Web page and app entries
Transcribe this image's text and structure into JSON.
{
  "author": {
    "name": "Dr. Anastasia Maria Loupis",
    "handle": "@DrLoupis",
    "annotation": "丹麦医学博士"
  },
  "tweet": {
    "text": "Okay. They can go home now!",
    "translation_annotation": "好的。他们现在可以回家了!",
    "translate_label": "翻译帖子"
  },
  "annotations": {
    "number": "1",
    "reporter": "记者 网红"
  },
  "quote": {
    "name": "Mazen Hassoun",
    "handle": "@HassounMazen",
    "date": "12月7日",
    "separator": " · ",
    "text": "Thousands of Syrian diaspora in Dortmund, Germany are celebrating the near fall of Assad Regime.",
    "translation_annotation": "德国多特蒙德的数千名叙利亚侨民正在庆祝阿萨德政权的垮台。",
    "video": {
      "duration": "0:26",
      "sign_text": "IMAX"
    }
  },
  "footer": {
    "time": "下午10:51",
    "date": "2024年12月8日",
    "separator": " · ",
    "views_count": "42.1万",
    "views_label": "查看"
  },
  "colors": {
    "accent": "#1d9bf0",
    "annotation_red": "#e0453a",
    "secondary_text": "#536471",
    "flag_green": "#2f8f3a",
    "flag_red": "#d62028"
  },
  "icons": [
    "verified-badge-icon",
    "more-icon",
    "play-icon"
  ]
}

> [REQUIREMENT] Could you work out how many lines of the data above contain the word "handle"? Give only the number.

> [ANSWER TO THIS EXERCISE] 2